"""
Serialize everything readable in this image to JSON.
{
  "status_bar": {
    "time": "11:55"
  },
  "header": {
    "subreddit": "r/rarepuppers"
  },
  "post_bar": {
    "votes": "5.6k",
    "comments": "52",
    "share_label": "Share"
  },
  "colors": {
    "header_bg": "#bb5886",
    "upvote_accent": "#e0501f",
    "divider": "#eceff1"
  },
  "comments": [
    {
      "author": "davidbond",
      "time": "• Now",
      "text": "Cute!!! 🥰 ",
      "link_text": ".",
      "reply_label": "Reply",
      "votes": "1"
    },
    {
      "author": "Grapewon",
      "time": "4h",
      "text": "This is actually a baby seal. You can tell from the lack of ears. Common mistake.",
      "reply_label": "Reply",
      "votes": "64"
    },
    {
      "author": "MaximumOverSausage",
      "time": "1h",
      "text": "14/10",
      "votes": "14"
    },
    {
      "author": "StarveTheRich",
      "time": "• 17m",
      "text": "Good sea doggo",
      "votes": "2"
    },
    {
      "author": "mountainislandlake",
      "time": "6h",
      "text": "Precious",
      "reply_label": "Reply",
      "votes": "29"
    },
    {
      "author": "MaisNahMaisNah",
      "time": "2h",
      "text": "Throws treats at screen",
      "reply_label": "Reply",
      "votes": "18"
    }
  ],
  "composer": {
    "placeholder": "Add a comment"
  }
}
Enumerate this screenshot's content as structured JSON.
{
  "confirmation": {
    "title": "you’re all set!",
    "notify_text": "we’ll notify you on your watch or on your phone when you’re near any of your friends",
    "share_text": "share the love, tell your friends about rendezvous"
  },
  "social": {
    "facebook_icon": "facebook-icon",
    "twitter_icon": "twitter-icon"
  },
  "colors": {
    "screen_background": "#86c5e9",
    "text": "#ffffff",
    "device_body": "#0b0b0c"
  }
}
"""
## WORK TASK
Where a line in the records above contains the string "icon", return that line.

## YOUR RESPONSE
    "facebook_icon": "facebook-icon",
    "twitter_icon": "twitter-icon"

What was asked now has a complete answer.